::: Data records :::
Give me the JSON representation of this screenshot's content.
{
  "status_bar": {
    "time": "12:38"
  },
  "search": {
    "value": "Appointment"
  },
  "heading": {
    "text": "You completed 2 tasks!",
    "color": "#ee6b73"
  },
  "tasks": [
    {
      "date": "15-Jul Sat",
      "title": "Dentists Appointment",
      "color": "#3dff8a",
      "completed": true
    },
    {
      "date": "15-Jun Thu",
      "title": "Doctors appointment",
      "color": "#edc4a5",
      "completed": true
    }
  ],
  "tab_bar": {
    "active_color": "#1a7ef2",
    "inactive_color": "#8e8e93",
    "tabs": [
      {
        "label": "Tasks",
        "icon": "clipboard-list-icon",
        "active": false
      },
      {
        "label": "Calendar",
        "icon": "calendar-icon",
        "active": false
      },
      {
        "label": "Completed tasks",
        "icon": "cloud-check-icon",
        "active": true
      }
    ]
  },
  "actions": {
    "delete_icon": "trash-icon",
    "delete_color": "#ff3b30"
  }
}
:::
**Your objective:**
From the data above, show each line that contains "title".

**Expected answer:**
      "title": "Dentists Appointment",
      "title": "Doctors appointment",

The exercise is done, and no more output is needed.